_Data for the task_:
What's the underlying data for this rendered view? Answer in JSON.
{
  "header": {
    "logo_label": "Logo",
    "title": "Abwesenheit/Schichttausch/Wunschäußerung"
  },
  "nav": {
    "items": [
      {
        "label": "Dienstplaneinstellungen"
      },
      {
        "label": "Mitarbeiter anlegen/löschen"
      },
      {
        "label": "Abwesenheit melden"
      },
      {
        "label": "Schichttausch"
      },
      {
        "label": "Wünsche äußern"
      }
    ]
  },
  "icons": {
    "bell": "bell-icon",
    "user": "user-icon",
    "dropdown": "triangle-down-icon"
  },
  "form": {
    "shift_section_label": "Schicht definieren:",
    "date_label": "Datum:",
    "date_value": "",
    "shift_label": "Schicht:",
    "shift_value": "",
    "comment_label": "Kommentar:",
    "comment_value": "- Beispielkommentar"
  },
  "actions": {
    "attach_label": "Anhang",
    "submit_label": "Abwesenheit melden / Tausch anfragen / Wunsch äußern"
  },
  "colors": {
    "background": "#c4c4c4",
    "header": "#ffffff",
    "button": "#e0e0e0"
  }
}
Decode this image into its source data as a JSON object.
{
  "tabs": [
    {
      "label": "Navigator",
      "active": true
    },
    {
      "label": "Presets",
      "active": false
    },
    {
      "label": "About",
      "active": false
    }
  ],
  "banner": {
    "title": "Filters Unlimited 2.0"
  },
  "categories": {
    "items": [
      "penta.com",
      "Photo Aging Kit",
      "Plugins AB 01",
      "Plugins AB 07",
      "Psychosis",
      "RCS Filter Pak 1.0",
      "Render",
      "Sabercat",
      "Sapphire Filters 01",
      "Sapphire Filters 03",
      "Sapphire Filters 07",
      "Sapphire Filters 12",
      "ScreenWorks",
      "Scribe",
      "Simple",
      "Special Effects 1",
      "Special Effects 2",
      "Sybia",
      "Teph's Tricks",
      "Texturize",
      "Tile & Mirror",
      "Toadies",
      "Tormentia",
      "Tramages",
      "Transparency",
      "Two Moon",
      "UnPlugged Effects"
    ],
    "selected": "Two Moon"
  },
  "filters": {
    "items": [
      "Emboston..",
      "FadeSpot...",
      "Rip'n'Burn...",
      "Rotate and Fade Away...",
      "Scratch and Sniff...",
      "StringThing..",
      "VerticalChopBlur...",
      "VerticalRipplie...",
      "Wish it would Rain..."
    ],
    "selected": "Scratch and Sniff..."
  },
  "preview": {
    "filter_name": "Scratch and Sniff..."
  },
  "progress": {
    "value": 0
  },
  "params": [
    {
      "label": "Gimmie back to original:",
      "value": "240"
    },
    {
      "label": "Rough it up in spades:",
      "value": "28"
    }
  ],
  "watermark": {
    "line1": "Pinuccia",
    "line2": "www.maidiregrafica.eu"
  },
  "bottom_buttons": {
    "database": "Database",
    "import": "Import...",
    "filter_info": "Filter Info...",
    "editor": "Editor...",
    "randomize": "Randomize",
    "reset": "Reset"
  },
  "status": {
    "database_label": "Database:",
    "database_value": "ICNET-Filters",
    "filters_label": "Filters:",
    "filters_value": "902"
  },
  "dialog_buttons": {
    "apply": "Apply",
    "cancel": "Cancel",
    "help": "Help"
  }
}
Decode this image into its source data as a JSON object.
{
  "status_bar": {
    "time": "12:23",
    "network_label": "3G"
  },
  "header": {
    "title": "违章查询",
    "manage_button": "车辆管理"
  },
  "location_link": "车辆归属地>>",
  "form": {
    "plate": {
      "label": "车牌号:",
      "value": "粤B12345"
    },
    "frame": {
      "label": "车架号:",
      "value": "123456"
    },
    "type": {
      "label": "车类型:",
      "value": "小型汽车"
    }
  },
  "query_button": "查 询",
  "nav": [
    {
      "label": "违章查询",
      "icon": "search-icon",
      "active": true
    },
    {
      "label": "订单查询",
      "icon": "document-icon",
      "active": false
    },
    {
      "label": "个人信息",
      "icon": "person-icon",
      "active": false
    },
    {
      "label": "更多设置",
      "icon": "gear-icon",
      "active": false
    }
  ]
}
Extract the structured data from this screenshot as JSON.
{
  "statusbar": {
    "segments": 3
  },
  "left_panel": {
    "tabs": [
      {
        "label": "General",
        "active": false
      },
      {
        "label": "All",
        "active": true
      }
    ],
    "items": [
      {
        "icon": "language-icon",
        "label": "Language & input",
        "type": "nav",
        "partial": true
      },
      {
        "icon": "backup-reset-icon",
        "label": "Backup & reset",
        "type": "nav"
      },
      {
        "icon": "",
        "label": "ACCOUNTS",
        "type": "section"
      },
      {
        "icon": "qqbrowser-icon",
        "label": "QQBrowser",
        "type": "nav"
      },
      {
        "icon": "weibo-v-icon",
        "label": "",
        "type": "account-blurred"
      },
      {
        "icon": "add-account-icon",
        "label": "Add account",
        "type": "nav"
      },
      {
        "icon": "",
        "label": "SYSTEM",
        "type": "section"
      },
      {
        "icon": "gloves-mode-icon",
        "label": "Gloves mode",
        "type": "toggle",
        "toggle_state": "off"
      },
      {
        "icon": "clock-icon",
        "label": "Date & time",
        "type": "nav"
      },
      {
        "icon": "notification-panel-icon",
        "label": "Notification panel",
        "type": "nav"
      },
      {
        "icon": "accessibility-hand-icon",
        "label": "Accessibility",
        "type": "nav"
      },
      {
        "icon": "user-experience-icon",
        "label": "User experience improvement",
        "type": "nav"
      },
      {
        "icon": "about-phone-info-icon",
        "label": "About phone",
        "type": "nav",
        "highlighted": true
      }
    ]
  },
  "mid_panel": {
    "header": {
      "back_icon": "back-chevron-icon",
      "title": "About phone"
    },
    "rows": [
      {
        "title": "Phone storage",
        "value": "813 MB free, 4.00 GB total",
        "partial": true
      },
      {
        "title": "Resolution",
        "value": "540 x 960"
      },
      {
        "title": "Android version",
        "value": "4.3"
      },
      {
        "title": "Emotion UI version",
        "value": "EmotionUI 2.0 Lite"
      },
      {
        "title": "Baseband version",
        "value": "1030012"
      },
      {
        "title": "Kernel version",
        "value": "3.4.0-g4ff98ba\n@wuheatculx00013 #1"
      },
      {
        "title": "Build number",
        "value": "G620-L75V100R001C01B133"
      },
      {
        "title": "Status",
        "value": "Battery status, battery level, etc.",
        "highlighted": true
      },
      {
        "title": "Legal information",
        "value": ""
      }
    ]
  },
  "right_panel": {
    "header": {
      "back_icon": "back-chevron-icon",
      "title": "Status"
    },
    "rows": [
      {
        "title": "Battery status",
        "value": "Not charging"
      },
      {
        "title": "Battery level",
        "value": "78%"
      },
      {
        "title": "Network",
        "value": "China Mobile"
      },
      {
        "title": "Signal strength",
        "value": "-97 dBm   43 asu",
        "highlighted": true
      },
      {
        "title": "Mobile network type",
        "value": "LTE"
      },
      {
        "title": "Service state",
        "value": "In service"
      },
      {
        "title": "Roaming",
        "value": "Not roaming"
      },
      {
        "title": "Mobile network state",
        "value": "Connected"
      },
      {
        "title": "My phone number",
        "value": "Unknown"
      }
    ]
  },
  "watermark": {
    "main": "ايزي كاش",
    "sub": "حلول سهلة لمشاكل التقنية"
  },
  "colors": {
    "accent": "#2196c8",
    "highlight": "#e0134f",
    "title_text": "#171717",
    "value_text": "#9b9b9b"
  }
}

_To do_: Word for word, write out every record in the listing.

_Your response_:
What's the underlying data for this rendered view? Answer in JSON.
{
  "header": {
    "logo_label": "Logo",
    "title": "Abwesenheit/Schichttausch/Wunschäußerung"
  },
  "nav": {
    "items": [
      {
        "label": "Dienstplaneinstellungen"
      },
      {
        "label": "Mitarbeiter anlegen/löschen"
      },
      {
        "label": "Abwesenheit melden"
      },
      {
        "label": "Schichttausch"
      },
      {
        "label": "Wünsche äußern"
      }
    ]
  },
  "icons": {
    "bell": "bell-icon",
    "user": "user-icon",
    "dropdown": "triangle-down-icon"
  },
  "form": {
    "shift_section_label": "Schicht definieren:",
    "date_label": "Datum:",
    "date_value": "",
    "shift_label": "Schicht:",
    "shift_value": "",
    "comment_label": "Kommentar:",
    "comment_value": "- Beispielkommentar"
  },
  "actions": {
    "attach_label": "Anhang",
    "submit_label": "Abwesenheit melden / Tausch anfragen / Wunsch äußern"
  },
  "colors": {
    "background": "#c4c4c4",
    "header": "#ffffff",
    "button": "#e0e0e0"
  }
}
Decode this image into its source data as a JSON object.
{
  "tabs": [
    {
      "label": "Navigator",
      "active": true
    },
    {
      "label": "Presets",
      "active": false
    },
    {
      "label": "About",
      "active": false
    }
  ],
  "banner": {
    "title": "Filters Unlimited 2.0"
  },
  "categories": {
    "items": [
      "penta.com",
      "Photo Aging Kit",
      "Plugins AB 01",
      "Plugins AB 07",
      "Psychosis",
      "RCS Filter Pak 1.0",
      "Render",
      "Sabercat",
      "Sapphire Filters 01",
      "Sapphire Filters 03",
      "Sapphire Filters 07",
      "Sapphire Filters 12",
      "ScreenWorks",
      "Scribe",
      "Simple",
      "Special Effects 1",
      "Special Effects 2",
      "Sybia",
      "Teph's Tricks",
      "Texturize",
      "Tile & Mirror",
      "Toadies",
      "Tormentia",
      "Tramages",
      "Transparency",
      "Two Moon",
      "UnPlugged Effects"
    ],
    "selected": "Two Moon"
  },
  "filters": {
    "items": [
      "Emboston..",
      "FadeSpot...",
      "Rip'n'Burn...",
      "Rotate and Fade Away...",
      "Scratch and Sniff...",
      "StringThing..",
      "VerticalChopBlur...",
      "VerticalRipplie...",
      "Wish it would Rain..."
    ],
    "selected": "Scratch and Sniff..."
  },
  "preview": {
    "filter_name": "Scratch and Sniff..."
  },
  "progress": {
    "value": 0
  },
  "params": [
    {
      "label": "Gimmie back to original:",
      "value": "240"
    },
    {
      "label": "Rough it up in spades:",
      "value": "28"
    }
  ],
  "watermark": {
    "line1": "Pinuccia",
    "line2": "www.maidiregrafica.eu"
  },
  "bottom_buttons": {
    "database": "Database",
    "import": "Import...",
    "filter_info": "Filter Info...",
    "editor": "Editor...",
    "randomize": "Randomize",
    "reset": "Reset"
  },
  "status": {
    "database_label": "Database:",
    "database_value": "ICNET-Filters",
    "filters_label": "Filters:",
    "filters_value": "902"
  },
  "dialog_buttons": {
    "apply": "Apply",
    "cancel": "Cancel",
    "help": "Help"
  }
}
Decode this image into its source data as a JSON object.
{
  "status_bar": {
    "time": "12:23",
    "network_label": "3G"
  },
  "header": {
    "title": "违章查询",
    "manage_button": "车辆管理"
  },
  "location_link": "车辆归属地>>",
  "form": {
    "plate": {
      "label": "车牌号:",
      "value": "粤B12345"
    },
    "frame": {
      "label": "车架号:",
      "value": "123456"
    },
    "type": {
      "label": "车类型:",
      "value": "小型汽车"
    }
  },
  "query_button": "查 询",
  "nav": [
    {
      "label": "违章查询",
      "icon": "search-icon",
      "active": true
    },
    {
      "label": "订单查询",
      "icon": "document-icon",
      "active": false
    },
    {
      "label": "个人信息",
      "icon": "person-icon",
      "active": false
    },
    {
      "label": "更多设置",
      "icon": "gear-icon",
      "active": false
    }
  ]
}
Extract the structured data from this screenshot as JSON.
{
  "statusbar": {
    "segments": 3
  },
  "left_panel": {
    "tabs": [
      {
        "label": "General",
        "active": false
      },
      {
        "label": "All",
        "active": true
      }
    ],
    "items": [
      {
        "icon": "language-icon",
        "label": "Language & input",
        "type": "nav",
        "partial": true
      },
      {
        "icon": "backup-reset-icon",
        "label": "Backup & reset",
        "type": "nav"
      },
      {
        "icon": "",
        "label": "ACCOUNTS",
        "type": "section"
      },
      {
        "icon": "qqbrowser-icon",
        "label": "QQBrowser",
        "type": "nav"
      },
      {
        "icon": "weibo-v-icon",
        "label": "",
        "type": "account-blurred"
      },
      {
        "icon": "add-account-icon",
        "label": "Add account",
        "type": "nav"
      },
      {
        "icon": "",
        "label": "SYSTEM",
        "type": "section"
      },
      {
        "icon": "gloves-mode-icon",
        "label": "Gloves mode",
        "type": "toggle",
        "toggle_state": "off"
      },
      {
        "icon": "clock-icon",
        "label": "Date & time",
        "type": "nav"
      },
      {
        "icon": "notification-panel-icon",
        "label": "Notification panel",
        "type": "nav"
      },
      {
        "icon": "accessibility-hand-icon",
        "label": "Accessibility",
        "type": "nav"
      },
      {
        "icon": "user-experience-icon",
        "label": "User experience improvement",
        "type": "nav"
      },
      {
        "icon": "about-phone-info-icon",
        "label": "About phone",
        "type": "nav",
        "highlighted": true
      }
    ]
  },
  "mid_panel": {
    "header": {
      "back_icon": "back-chevron-icon",
      "title": "About phone"
    },
    "rows": [
      {
        "title": "Phone storage",
        "value": "813 MB free, 4.00 GB total",
        "partial": true
      },
      {
        "title": "Resolution",
        "value": "540 x 960"
      },
      {
        "title": "Android version",
        "value": "4.3"
      },
      {
        "title": "Emotion UI version",
        "value": "EmotionUI 2.0 Lite"
      },
      {
        "title": "Baseband version",
        "value": "1030012"
      },
      {
        "title": "Kernel version",
        "value": "3.4.0-g4ff98ba\n@wuheatculx00013 #1"
      },
      {
        "title": "Build number",
        "value": "G620-L75V100R001C01B133"
      },
      {
        "title": "Status",
        "value": "Battery status, battery level, etc.",
        "highlighted": true
      },
      {
        "title": "Legal information",
        "value": ""
      }
    ]
  },
  "right_panel": {
    "header": {
      "back_icon": "back-chevron-icon",
      "title": "Status"
    },
    "rows": [
      {
        "title": "Battery status",
        "value": "Not charging"
      },
      {
        "title": "Battery level",
        "value": "78%"
      },
      {
        "title": "Network",
        "value": "China Mobile"
      },
      {
        "title": "Signal strength",
        "value": "-97 dBm   43 asu",
        "highlighted": true
      },
      {
        "title": "Mobile network type",
        "value": "LTE"
      },
      {
        "title": "Service state",
        "value": "In service"
      },
      {
        "title": "Roaming",
        "value": "Not roaming"
      },
      {
        "title": "Mobile network state",
        "value": "Connected"
      },
      {
        "title": "My phone number",
        "value": "Unknown"
      }
    ]
  },
  "watermark": {
    "main": "ايزي كاش",
    "sub": "حلول سهلة لمشاكل التقنية"
  },
  "colors": {
    "accent": "#2196c8",
    "highlight": "#e0134f",
    "title_text": "#171717",
    "value_text": "#9b9b9b"
  }
}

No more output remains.